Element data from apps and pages
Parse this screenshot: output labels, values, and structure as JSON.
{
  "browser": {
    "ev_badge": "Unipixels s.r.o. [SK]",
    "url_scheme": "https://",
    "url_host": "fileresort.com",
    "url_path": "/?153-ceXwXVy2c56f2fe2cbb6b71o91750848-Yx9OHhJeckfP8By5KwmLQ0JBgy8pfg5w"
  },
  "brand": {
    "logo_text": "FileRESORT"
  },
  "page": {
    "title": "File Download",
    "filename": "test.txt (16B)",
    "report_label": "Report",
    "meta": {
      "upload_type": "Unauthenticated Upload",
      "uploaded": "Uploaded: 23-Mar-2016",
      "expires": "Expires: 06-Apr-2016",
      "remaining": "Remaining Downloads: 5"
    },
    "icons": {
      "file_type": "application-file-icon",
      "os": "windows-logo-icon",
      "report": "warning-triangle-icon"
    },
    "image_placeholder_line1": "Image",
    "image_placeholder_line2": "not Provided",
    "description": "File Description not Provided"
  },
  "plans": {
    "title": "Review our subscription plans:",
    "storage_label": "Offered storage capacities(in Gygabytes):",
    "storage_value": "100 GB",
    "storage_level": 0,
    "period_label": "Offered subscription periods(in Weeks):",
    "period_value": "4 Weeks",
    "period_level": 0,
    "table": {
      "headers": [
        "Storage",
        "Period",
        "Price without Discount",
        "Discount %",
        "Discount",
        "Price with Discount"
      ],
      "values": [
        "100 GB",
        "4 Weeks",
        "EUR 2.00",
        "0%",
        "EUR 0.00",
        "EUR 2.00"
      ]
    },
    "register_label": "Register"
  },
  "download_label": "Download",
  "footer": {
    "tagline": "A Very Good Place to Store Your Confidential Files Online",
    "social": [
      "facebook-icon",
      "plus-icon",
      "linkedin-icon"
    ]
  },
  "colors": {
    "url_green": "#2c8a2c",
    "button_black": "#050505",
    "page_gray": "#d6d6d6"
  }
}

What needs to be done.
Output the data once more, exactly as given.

Response to the task.
Parse this screenshot: output labels, values, and structure as JSON.
{
  "browser": {
    "ev_badge": "Unipixels s.r.o. [SK]",
    "url_scheme": "https://",
    "url_host": "fileresort.com",
    "url_path": "/?153-ceXwXVy2c56f2fe2cbb6b71o91750848-Yx9OHhJeckfP8By5KwmLQ0JBgy8pfg5w"
  },
  "brand": {
    "logo_text": "FileRESORT"
  },
  "page": {
    "title": "File Download",
    "filename": "test.txt (16B)",
    "report_label": "Report",
    "meta": {
      "upload_type": "Unauthenticated Upload",
      "uploaded": "Uploaded: 23-Mar-2016",
      "expires": "Expires: 06-Apr-2016",
      "remaining": "Remaining Downloads: 5"
    },
    "icons": {
      "file_type": "application-file-icon",
      "os": "windows-logo-icon",
      "report": "warning-triangle-icon"
    },
    "image_placeholder_line1": "Image",
    "image_placeholder_line2": "not Provided",
    "description": "File Description not Provided"
  },
  "plans": {
    "title": "Review our subscription plans:",
    "storage_label": "Offered storage capacities(in Gygabytes):",
    "storage_value": "100 GB",
    "storage_level": 0,
    "period_label": "Offered subscription periods(in Weeks):",
    "period_value": "4 Weeks",
    "period_level": 0,
    "table": {
      "headers": [
        "Storage",
        "Period",
        "Price without Discount",
        "Discount %",
        "Discount",
        "Price with Discount"
      ],
      "values": [
        "100 GB",
        "4 Weeks",
        "EUR 2.00",
        "0%",
        "EUR 0.00",
        "EUR 2.00"
      ]
    },
    "register_label": "Register"
  },
  "download_label": "Download",
  "footer": {
    "tagline": "A Very Good Place to Store Your Confidential Files Online",
    "social": [
      "facebook-icon",
      "plus-icon",
      "linkedin-icon"
    ]
  },
  "colors": {
    "url_green": "#2c8a2c",
    "button_black": "#050505",
    "page_gray": "#d6d6d6"
  }
}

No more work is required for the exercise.